→ **Task item**: Among the entries, find each line that includes the string "envir" and list it.
==================================================
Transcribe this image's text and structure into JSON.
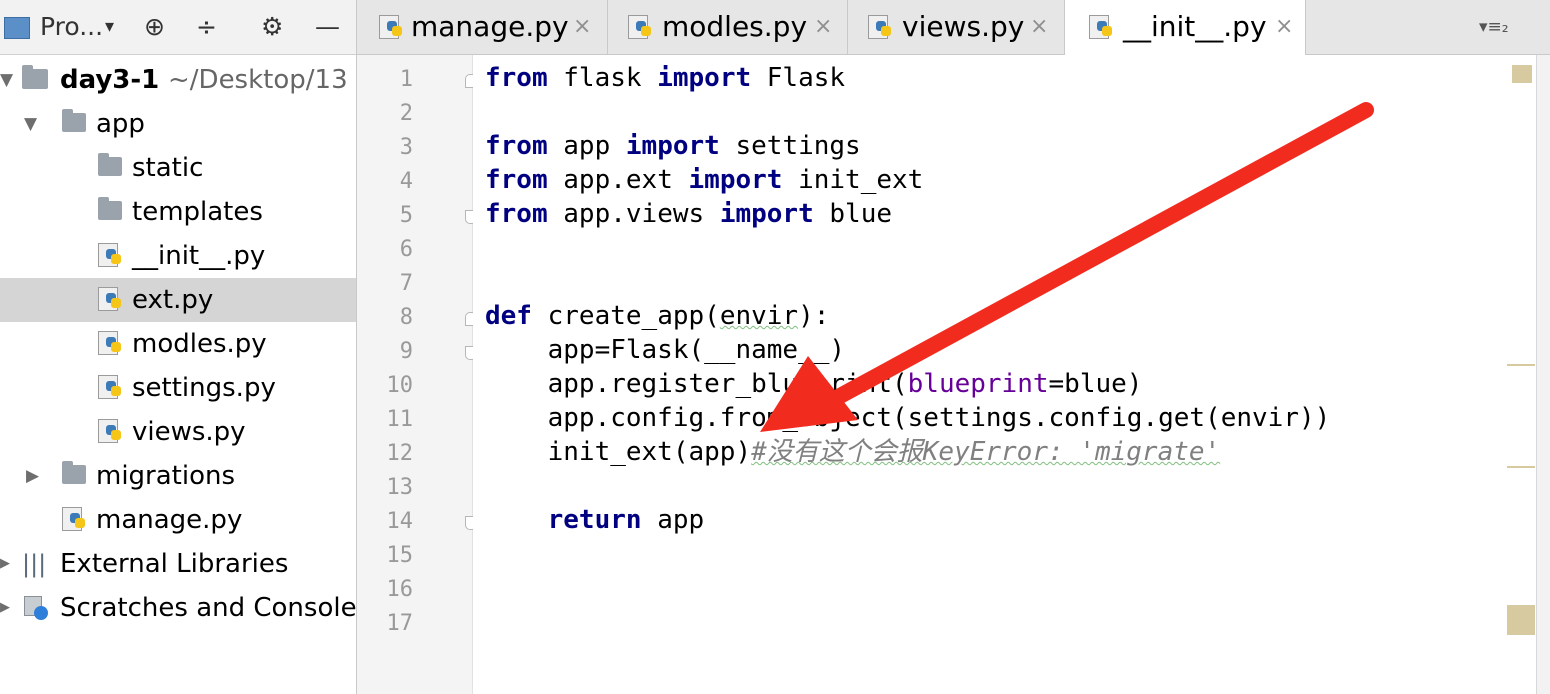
{
  "panel_header": {
    "title": "Pro...",
    "dropdown_glyph": "▾",
    "target_glyph": "⊕",
    "collapse_glyph": "÷",
    "gear_glyph": "⚙",
    "minimize_glyph": "—"
  },
  "tree": {
    "root": {
      "name": "day3-1",
      "path": "~/Desktop/13"
    },
    "app_folder": "app",
    "app_children": [
      "static",
      "templates",
      "__init__.py",
      "ext.py",
      "modles.py",
      "settings.py",
      "views.py"
    ],
    "migrations": "migrations",
    "manage": "manage.py",
    "external": "External Libraries",
    "scratches": "Scratches and Consoles",
    "selected": "ext.py"
  },
  "tabs": [
    {
      "label": "manage.py",
      "active": false
    },
    {
      "label": "modles.py",
      "active": false
    },
    {
      "label": "views.py",
      "active": false
    },
    {
      "label": "__init__.py",
      "active": true
    }
  ],
  "tab_close_glyph": "×",
  "tab_overflow_glyph": "▾≡₂",
  "editor": {
    "line_numbers": [
      "1",
      "2",
      "3",
      "4",
      "5",
      "6",
      "7",
      "8",
      "9",
      "10",
      "11",
      "12",
      "13",
      "14",
      "15",
      "16",
      "17"
    ],
    "code": {
      "l1_kw1": "from",
      "l1_mod": " flask ",
      "l1_kw2": "import",
      "l1_name": " Flask",
      "l3_kw1": "from",
      "l3_mod": " app ",
      "l3_kw2": "import",
      "l3_name": " settings",
      "l4_kw1": "from",
      "l4_mod": " app.ext ",
      "l4_kw2": "import",
      "l4_name": " init_ext",
      "l5_kw1": "from",
      "l5_mod": " app.views ",
      "l5_kw2": "import",
      "l5_name": " blue",
      "l8_kw": "def",
      "l8_fn": " create_app(",
      "l8_arg": "envir",
      "l8_end": "):",
      "l9": "    app=Flask(__name__)",
      "l10_a": "    app.register_blueprint(",
      "l10_param": "blueprint",
      "l10_b": "=blue)",
      "l11": "    app.config.from_object(settings.config.get(envir))",
      "l12_code": "    init_ext(app)",
      "l12_comment": "#没有这个会报KeyError: 'migrate'",
      "l14_indent": "    ",
      "l14_kw": "return",
      "l14_rest": " app"
    }
  },
  "colors": {
    "keyword": "#000080",
    "comment": "#808080",
    "parameter": "#660099",
    "annotation_arrow": "#f22b1f",
    "selection": "#d5d5d5"
  }
}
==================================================
→ **Exercise output**:
      "l8_arg": "envir",
      "l11": "    app.config.from_object(settings.config.get(envir))",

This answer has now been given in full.